■ **What is expected**:
Look through the entries that follow and count the lines with the word "demo". The reply is that number alone.

■ **Data entries**:
Start of Block
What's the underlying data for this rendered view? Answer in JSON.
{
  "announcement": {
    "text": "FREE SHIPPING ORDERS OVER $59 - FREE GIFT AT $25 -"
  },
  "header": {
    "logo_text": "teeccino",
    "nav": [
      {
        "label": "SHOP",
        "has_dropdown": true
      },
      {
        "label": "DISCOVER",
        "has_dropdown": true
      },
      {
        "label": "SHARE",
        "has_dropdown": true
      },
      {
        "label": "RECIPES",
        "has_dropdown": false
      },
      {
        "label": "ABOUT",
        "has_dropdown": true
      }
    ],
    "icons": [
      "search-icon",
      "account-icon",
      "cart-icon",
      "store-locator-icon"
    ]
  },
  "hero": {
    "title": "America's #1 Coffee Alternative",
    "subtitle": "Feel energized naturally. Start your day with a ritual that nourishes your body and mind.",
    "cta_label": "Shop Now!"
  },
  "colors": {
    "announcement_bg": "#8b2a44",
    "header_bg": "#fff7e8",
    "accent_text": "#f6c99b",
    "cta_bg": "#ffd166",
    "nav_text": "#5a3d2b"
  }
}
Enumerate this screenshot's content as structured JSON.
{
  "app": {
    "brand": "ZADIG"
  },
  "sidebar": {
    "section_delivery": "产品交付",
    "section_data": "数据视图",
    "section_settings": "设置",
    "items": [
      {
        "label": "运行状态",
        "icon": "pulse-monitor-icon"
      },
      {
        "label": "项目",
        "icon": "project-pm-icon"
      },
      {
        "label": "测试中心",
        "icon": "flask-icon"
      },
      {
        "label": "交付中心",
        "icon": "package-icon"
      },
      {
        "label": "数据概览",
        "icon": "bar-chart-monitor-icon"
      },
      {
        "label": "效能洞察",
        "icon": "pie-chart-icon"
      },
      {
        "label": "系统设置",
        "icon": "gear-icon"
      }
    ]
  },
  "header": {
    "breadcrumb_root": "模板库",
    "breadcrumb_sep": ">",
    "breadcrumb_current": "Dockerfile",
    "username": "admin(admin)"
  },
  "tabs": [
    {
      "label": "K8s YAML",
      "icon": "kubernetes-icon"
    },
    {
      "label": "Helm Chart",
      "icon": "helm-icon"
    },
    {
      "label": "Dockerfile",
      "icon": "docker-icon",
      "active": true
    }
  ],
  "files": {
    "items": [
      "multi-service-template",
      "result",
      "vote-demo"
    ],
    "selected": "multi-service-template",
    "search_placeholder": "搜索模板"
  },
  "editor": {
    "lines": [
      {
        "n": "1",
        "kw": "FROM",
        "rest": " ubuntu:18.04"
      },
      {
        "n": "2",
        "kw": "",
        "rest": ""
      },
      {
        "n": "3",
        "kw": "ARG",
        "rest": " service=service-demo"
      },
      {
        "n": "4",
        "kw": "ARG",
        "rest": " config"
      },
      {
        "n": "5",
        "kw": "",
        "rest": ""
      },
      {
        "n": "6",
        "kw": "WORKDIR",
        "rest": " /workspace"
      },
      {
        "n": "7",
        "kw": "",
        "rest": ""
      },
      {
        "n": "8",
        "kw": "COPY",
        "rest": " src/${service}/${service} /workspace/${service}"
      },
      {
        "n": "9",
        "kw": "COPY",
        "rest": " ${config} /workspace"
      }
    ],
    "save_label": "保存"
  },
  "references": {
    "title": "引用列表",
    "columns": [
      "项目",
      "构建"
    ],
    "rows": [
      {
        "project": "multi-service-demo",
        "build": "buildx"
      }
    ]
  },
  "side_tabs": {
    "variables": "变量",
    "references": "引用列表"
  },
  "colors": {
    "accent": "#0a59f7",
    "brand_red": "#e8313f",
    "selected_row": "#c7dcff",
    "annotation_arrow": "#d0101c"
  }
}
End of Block
■ **Answer to this problem**:
3